Do any of you participate in historical dancing? It is tons of fun. Regency dances fall into just a few categories: English Country Dances, Reels, Cotillions, Waltzes, and Quadrilles. Since I recently pulled together some dance information to prep people for an online ball, I thought I would share it here as well –especially since I have zero time right now! 🙂
Today I’ll cover two staples of the early Regency ballrooms, English Country Dancing and Reels. In Part 2 I’ll do Cotillions (an even earlier dance form) and Quadrilles (the “latest craze” that came in and stayed). Since I have a lot to say about the Waltz (or Valse), that one will get a post all to itself as Part 3, and Part 4 will cover “How They Learned” and ways to remember what they learned!! Please check back to learn when we will schedule these. I promise the parts will run more often than once a month.
English Country dances have been around since the 1600’s, but by the Regency, the most popular form was a “longways set” –meaning done in a long line of couples, whereas early forms were often circles, or “closed” sets of two-to-four couples. The longways dances were also usually “progressive”, which meant the couples moved up or down the line to dance with new people after each repeat of the figures. Some dances involved only a two-couple pattern, but some involved three! At times there might be a couple (or two) at one end of the line or the other, waiting to re-enter the dance. In modern times, we now start all the “number ones” in the line at the same time, but in the Regency, it was usual to begin with only the first “first couple”, a special honor for them, and everyone else had to wait until the action and repeats of the dance reached them.
Here is a video of “The Leamington Dance” (1811) being danced slowly with a caller by modern EC dancers. If this is all new to you, it should give you a good sense of how a simple country dance works.
Here are links to a couple of nice videos of Regency English Country Dancing at costumed events: (Wakefield Hunt 1779 and The Duke of Kent’s Waltz 1801, fairly slow so you can see what’s going on); (Juliana 1810, Wilson)

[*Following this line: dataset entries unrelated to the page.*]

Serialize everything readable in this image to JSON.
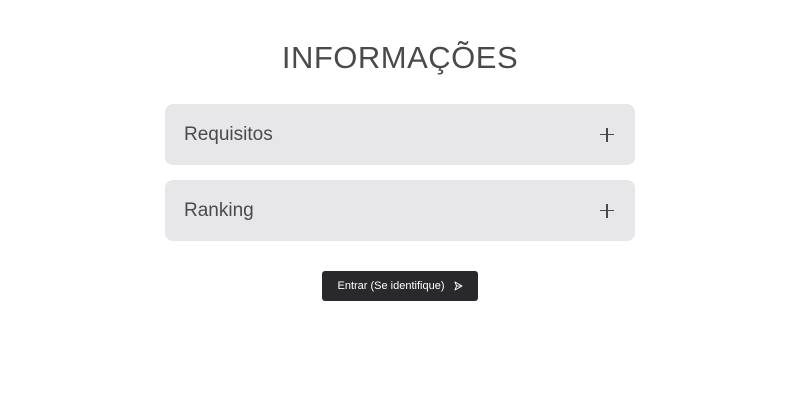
{
  "page": {
    "title": "INFORMAÇÕES"
  },
  "accordion": {
    "items": [
      {
        "label": "Requisitos",
        "icon": "plus-icon"
      },
      {
        "label": "Ranking",
        "icon": "plus-icon"
      }
    ]
  },
  "login": {
    "label": "Entrar (Se identifique)",
    "icon": "send-icon"
  },
  "colors": {
    "text": "#4a4a4d",
    "panel_bg": "#e7e7e9",
    "button_bg": "#29292b",
    "button_text": "#ffffff"
  }
}
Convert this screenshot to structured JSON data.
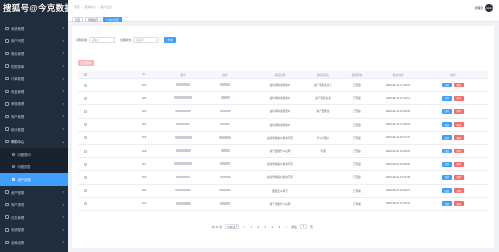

Reels are a very lively form of dance where the participants weave in and out between each other. Popular in Scotland, they also were common in English Regency ballrooms, and could involve various numbers of dancers. (A 6-hand reel would involve three couples.) There is overlap between reels and ECD, since often country dances will include a section (called a “hay”) where the figures are essentially a reel, and sometimes an ECD will have “Reel” in the name (as they also sometimes had “Waltz”) just to confuse matters. 🙂

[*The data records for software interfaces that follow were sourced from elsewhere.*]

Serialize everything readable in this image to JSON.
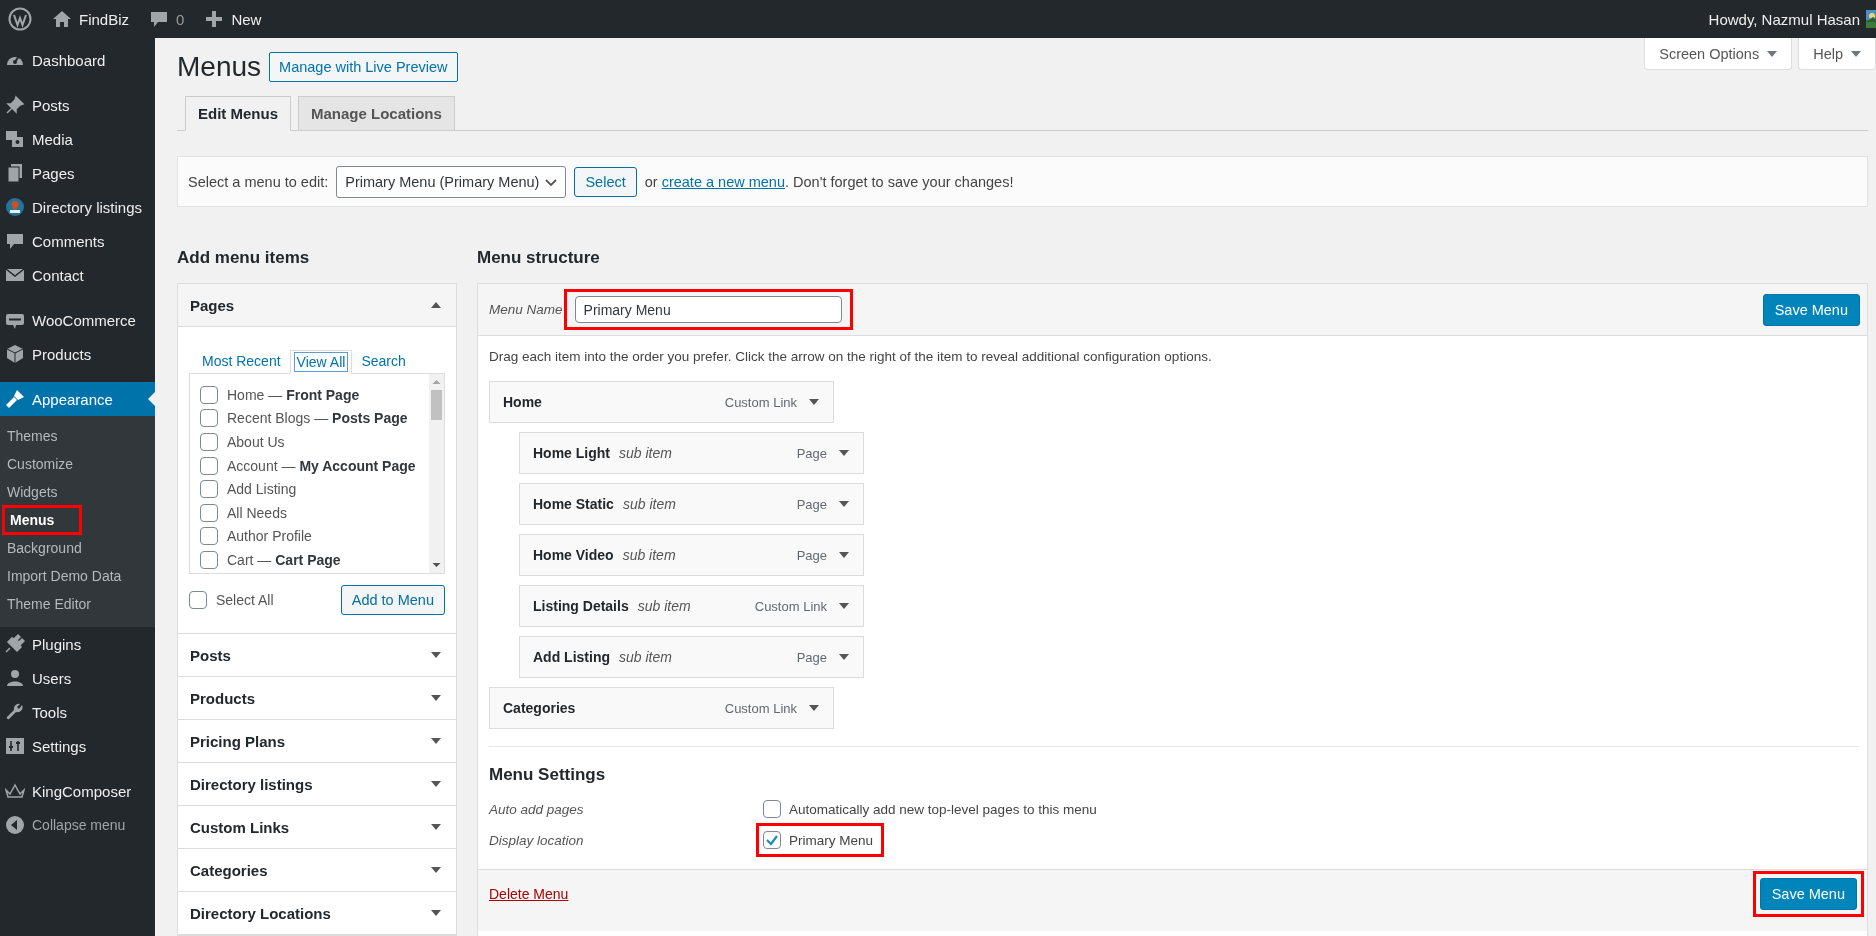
{
  "admin_bar": {
    "site_name": "FindBiz",
    "comment_count": "0",
    "new_label": "New",
    "greeting": "Howdy, Nazmul Hasan"
  },
  "sidebar": {
    "groups": [
      [
        {
          "label": "Dashboard",
          "kind": "menu",
          "selected": false
        }
      ],
      [
        {
          "label": "Posts",
          "kind": "menu",
          "selected": false
        },
        {
          "label": "Media",
          "kind": "menu",
          "selected": false
        },
        {
          "label": "Pages",
          "kind": "menu",
          "selected": false
        },
        {
          "label": "Directory listings",
          "kind": "menu",
          "selected": false
        },
        {
          "label": "Comments",
          "kind": "menu",
          "selected": false
        },
        {
          "label": "Contact",
          "kind": "menu",
          "selected": false
        }
      ],
      [
        {
          "label": "WooCommerce",
          "kind": "menu",
          "selected": false
        },
        {
          "label": "Products",
          "kind": "menu",
          "selected": false
        }
      ],
      [
        {
          "label": "Appearance",
          "kind": "menu",
          "selected": true,
          "children": [
            {
              "label": "Themes",
              "selected": false,
              "highlighted": false
            },
            {
              "label": "Customize",
              "selected": false,
              "highlighted": false
            },
            {
              "label": "Widgets",
              "selected": false,
              "highlighted": false
            },
            {
              "label": "Menus",
              "selected": true,
              "highlighted": true
            },
            {
              "label": "Background",
              "selected": false,
              "highlighted": false
            },
            {
              "label": "Import Demo Data",
              "selected": false,
              "highlighted": false
            },
            {
              "label": "Theme Editor",
              "selected": false,
              "highlighted": false
            }
          ]
        },
        {
          "label": "Plugins",
          "kind": "menu",
          "selected": false
        },
        {
          "label": "Users",
          "kind": "menu",
          "selected": false
        },
        {
          "label": "Tools",
          "kind": "menu",
          "selected": false
        },
        {
          "label": "Settings",
          "kind": "menu",
          "selected": false
        }
      ],
      [
        {
          "label": "KingComposer",
          "kind": "menu",
          "selected": false
        },
        {
          "label": "Collapse menu",
          "kind": "collapse",
          "selected": false
        }
      ]
    ]
  },
  "page": {
    "title": "Menus",
    "live_preview_button": "Manage with Live Preview",
    "screen_options": "Screen Options",
    "help": "Help",
    "tabs": [
      {
        "label": "Edit Menus",
        "selected": true
      },
      {
        "label": "Manage Locations",
        "selected": false
      }
    ]
  },
  "select_bar": {
    "label": "Select a menu to edit:",
    "menu_select": "Primary Menu (Primary Menu)",
    "select_button": "Select",
    "hint_before": "or ",
    "hint_link": "create a new menu",
    "hint_after": ". Don't forget to save your changes!"
  },
  "add_items": {
    "heading": "Add menu items",
    "sections": [
      {
        "title": "Pages",
        "expanded": true,
        "tabs": [
          {
            "label": "Most Recent",
            "selected": false
          },
          {
            "label": "View All",
            "selected": true
          },
          {
            "label": "Search",
            "selected": false
          }
        ],
        "pages": [
          {
            "title": "Home — **Front Page**",
            "checked": false
          },
          {
            "title": "Recent Blogs — **Posts Page**",
            "checked": false
          },
          {
            "title": "About Us",
            "checked": false
          },
          {
            "title": "Account — **My Account Page**",
            "checked": false
          },
          {
            "title": "Add Listing",
            "checked": false
          },
          {
            "title": "All Needs",
            "checked": false
          },
          {
            "title": "Author Profile",
            "checked": false
          },
          {
            "title": "Cart — **Cart Page**",
            "checked": false
          }
        ],
        "select_all": {
          "label": "Select All",
          "checked": false
        },
        "add_button": "Add to Menu"
      },
      {
        "title": "Posts",
        "expanded": false
      },
      {
        "title": "Products",
        "expanded": false
      },
      {
        "title": "Pricing Plans",
        "expanded": false
      },
      {
        "title": "Directory listings",
        "expanded": false
      },
      {
        "title": "Custom Links",
        "expanded": false
      },
      {
        "title": "Categories",
        "expanded": false
      },
      {
        "title": "Directory Locations",
        "expanded": false
      }
    ]
  },
  "structure": {
    "heading": "Menu structure",
    "menu_name_label": "Menu Name",
    "menu_name": "Primary Menu",
    "menu_name_highlighted": true,
    "save_button": "Save Menu",
    "instructions": "Drag each item into the order you prefer. Click the arrow on the right of the item to reveal additional configuration options.",
    "items": [
      {
        "title": "Home",
        "type": "Custom Link",
        "children": [
          {
            "title": "Home Light",
            "note": "sub item",
            "type": "Page"
          },
          {
            "title": "Home Static",
            "note": "sub item",
            "type": "Page"
          },
          {
            "title": "Home Video",
            "note": "sub item",
            "type": "Page"
          },
          {
            "title": "Listing Details",
            "note": "sub item",
            "type": "Custom Link"
          },
          {
            "title": "Add Listing",
            "note": "sub item",
            "type": "Page"
          }
        ]
      },
      {
        "title": "Categories",
        "type": "Custom Link"
      }
    ],
    "settings": {
      "heading": "Menu Settings",
      "rows": [
        {
          "label": "Auto add pages",
          "option": "Automatically add new top-level pages to this menu",
          "checked": false,
          "highlighted": false
        },
        {
          "label": "Display location",
          "option": "Primary Menu",
          "checked": true,
          "highlighted": true
        }
      ]
    },
    "footer": {
      "delete_link": "Delete Menu",
      "save_button": "Save Menu",
      "save_highlighted": true
    }
  }
}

This video gives an idea of how a reel works, so you can spot one when you see one! https://www.scottish-country-dancing-dictionary.com/videoclips/reels.html BTW, that website is a great source of country dance information, if you want to know more. Much of it applies to both English and Scottish, although there are some differences. I will give some more good resources at the end of this blog series.
Do you have favorite dance scenes you loved in books or movies? What made them romantic and what did you like most about them?

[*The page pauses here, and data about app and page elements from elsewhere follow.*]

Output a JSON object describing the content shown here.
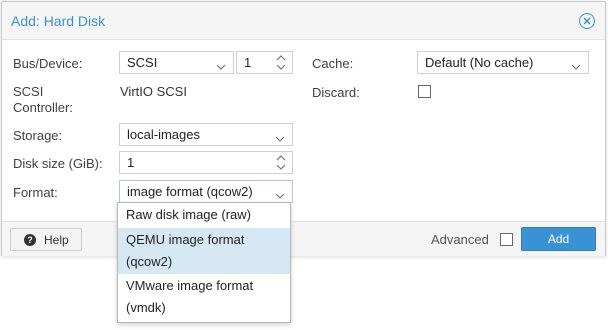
{
  "dialog": {
    "title": "Add: Hard Disk"
  },
  "form": {
    "bus_device": {
      "label": "Bus/Device:",
      "bus_value": "SCSI",
      "device_value": "1"
    },
    "scsi_controller": {
      "label_line1": "SCSI",
      "label_line2": "Controller:",
      "value": "VirtIO SCSI"
    },
    "storage": {
      "label": "Storage:",
      "value": "local-images"
    },
    "disk_size": {
      "label": "Disk size (GiB):",
      "value": "1"
    },
    "format": {
      "label": "Format:",
      "value": "image format (qcow2)"
    },
    "cache": {
      "label": "Cache:",
      "value": "Default (No cache)"
    },
    "discard": {
      "label": "Discard:",
      "checked": false
    }
  },
  "format_dropdown": {
    "options": [
      {
        "line1": "Raw disk image (raw)",
        "line2": ""
      },
      {
        "line1": "QEMU image format",
        "line2": "(qcow2)"
      },
      {
        "line1": "VMware image format",
        "line2": "(vmdk)"
      }
    ],
    "selected_index": 1
  },
  "footer": {
    "help_label": "Help",
    "advanced_label": "Advanced",
    "advanced_checked": false,
    "add_label": "Add"
  },
  "colors": {
    "accent": "#3892d4",
    "selected_option_bg": "#d7e8f5"
  },
  "icons": {
    "close": "close-circle-icon",
    "help": "help-circle-icon",
    "dropdown": "chevron-down-icon",
    "spinner": "spinner-arrows-icon"
  }
}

Hi Gail, Thank you for the post – and I am looking forward to the other posts in this series.
Favorite dance scenes from movies – hmmm… well, if we move outside the Regency era, I loved the final dance scene in True Lies (Arnold Schwartznegger and Jamie Lee Curtis), and who couldn’t love the dance scene with The Captain and Maria in The Sound of Music? The Tango in Scent of A Woman, and The Prince and Cinderella in The Slipper and The Rose. These are a few that spring to mind, but I suppose the thing they all had in common for me was that the pairing was so supposedly impossible, but the dance showed how perfectly each couple would fit.
Oh, Kalinya, you’ve hit on the very essence of what makes these dances the most romantic!! (sigh) Really, the very essence of what we try to show in our stories, right? Wonderful reply. So glad you’re interested in this topic! Thanks. More to come.